Shown (L to R): Professors David Pearson and José Lizárraga, who nominated them, with award winners Arturo Cortéz and Nicola McClung. UC Berkeley photo by Christine Trost.
UC Berkeley’s Institute for the Study of Societal Issues has awarded social change prizes last week to five local activist scholars, including three Berkeley students engaged in education-related projects.
Arturo Cortéz, a doctoral candidate in educational policy at Berkeley and an adjunct professor at UC San Francisco, and Nicola McClung, an assistant professor of learning and instruction at the University of San Francisco, were awarded the 2017 Foundations for Change: Thomas I. Yamashita Prize.
The award of $2,500 honors one or more persons whose work transforms the existing social landscape, and serves as a bridge between the academy and the community.
Cortéz and McClung founded Xóchitl Justice Press, a nonprofit that promotes a just and equitable society through publishing, community partnerships, education and research.

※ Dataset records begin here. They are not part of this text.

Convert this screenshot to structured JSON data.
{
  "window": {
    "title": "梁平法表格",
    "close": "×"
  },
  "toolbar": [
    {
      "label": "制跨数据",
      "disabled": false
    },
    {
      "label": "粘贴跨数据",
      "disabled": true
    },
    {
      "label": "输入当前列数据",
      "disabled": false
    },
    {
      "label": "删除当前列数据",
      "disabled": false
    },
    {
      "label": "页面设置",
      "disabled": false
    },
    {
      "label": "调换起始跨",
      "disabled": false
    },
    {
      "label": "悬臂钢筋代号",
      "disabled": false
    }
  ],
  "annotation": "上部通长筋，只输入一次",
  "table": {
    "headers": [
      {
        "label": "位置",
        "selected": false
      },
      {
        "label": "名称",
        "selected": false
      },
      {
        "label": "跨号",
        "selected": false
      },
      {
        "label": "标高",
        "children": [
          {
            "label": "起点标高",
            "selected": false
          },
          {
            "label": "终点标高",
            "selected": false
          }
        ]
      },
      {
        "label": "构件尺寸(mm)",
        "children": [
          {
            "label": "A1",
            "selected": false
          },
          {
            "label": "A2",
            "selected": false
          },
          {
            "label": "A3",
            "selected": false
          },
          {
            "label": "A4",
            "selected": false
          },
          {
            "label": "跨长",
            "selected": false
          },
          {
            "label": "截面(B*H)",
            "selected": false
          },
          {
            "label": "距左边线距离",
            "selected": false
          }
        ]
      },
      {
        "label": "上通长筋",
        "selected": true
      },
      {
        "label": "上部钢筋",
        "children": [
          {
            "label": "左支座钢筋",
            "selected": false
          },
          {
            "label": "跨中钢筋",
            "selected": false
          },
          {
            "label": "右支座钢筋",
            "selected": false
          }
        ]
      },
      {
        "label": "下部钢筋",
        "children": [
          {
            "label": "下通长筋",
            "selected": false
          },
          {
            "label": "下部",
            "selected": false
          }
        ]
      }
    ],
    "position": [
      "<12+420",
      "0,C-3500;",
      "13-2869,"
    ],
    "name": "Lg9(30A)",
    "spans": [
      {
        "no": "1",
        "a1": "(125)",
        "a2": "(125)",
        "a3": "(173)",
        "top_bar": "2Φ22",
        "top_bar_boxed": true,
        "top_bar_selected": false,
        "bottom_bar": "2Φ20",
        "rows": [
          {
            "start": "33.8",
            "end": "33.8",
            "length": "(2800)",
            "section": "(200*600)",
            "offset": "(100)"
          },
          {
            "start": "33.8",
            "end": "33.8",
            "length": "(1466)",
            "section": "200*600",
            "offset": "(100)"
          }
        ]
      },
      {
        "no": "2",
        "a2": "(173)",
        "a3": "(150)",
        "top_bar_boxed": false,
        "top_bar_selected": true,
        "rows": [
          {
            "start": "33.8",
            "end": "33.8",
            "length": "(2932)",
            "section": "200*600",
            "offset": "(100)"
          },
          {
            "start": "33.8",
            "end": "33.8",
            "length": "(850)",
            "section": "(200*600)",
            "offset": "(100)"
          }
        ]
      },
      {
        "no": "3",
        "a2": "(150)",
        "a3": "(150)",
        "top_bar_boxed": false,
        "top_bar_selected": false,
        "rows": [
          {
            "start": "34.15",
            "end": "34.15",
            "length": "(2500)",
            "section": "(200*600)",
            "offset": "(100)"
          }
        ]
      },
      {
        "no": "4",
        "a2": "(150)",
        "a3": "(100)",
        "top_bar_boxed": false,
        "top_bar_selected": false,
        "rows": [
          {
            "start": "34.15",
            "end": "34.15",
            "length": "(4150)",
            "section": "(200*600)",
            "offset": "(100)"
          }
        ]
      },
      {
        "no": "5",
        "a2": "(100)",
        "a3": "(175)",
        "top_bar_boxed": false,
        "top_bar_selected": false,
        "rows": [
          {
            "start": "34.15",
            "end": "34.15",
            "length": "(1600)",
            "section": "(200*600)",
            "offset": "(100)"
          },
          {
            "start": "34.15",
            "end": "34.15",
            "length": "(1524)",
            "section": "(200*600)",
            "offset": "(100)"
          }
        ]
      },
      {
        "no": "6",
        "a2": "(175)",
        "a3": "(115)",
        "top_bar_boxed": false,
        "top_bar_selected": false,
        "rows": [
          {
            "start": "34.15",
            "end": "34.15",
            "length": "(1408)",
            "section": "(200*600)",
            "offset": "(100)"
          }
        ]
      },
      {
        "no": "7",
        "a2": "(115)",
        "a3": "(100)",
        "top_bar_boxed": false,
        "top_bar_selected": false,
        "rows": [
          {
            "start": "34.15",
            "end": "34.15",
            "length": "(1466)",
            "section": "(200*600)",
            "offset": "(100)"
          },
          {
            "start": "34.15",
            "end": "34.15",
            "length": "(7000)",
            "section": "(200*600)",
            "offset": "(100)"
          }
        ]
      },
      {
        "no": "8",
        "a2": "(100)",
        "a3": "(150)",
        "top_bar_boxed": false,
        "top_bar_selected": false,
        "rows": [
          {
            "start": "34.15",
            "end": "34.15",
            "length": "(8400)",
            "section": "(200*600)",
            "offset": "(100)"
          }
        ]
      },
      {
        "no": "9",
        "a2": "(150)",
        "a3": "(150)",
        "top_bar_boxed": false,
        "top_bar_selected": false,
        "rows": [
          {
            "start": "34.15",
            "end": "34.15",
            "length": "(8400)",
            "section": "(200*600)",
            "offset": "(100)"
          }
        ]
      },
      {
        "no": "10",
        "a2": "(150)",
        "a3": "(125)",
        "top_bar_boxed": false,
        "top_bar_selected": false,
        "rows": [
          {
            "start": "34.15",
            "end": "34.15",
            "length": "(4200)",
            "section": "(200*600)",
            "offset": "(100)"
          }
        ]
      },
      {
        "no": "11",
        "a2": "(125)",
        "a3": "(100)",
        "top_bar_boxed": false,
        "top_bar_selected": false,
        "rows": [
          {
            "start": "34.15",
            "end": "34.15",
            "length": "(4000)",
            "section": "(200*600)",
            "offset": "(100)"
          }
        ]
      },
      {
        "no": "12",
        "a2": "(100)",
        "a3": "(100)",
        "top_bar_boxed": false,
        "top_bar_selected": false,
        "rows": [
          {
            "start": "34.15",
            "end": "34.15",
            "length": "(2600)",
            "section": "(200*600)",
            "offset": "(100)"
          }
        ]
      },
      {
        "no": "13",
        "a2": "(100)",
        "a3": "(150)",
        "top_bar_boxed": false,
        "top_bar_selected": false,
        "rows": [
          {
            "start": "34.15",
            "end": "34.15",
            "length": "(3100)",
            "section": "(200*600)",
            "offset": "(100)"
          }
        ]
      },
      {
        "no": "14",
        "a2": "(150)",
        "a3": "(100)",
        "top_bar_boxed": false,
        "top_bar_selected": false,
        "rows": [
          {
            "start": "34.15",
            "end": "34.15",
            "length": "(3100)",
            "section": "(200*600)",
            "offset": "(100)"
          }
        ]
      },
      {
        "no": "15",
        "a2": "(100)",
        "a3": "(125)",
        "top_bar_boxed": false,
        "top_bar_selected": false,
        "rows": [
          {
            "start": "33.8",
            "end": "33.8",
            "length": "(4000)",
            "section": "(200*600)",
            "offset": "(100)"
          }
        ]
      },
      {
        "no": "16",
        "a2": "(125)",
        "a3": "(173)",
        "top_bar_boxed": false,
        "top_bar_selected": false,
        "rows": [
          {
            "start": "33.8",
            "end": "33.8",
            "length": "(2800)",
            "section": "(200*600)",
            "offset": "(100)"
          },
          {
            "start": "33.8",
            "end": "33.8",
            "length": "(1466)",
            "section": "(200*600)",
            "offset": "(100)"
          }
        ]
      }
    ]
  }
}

In 2014 they launched the XJP Book Project to partner with non-dominant youth to conceptualize, write and produce nonfiction books for beginning readers that are educational and representative of students’ lives.
With the help of USF pre-service teachers, over 50 books, featuring photographs of people and places from the youths’ communities, have been published and shared with emergent readers in San Francisco’s Western Addition and beyond, and many more are in production.
Camila Cribb Fabersunne, a resident in UCSF’s Pediatric Leadership for the Underserved Program whose work seeks to combat the school-to-prison pipeline by applying a public health lens, received honorable mention.
Dylan Bush, a Latin American studies major and pre-med student at Berkeley, and Ankita Joshi, a mechanical engineering major, were awarded the newly established Kids First: David L. Kirp Prize. The annual $2,500 award — endowed by Kirp, a professor in the Graduate School and emeritus professor of public policy — will be given to one or more Berkeley undergraduates engaged in new or ongoing work that demonstrates a commitment, whether in education or other domains, to creating a better future for children and youth.
The award ceremony brought together friends, family, community partners and Berkeley faculty, staff and students, who heard a keynote speech by Pedro Noguera, Distinguished Professor of Education in UCLA’s Graduate School of Education and Information Studies.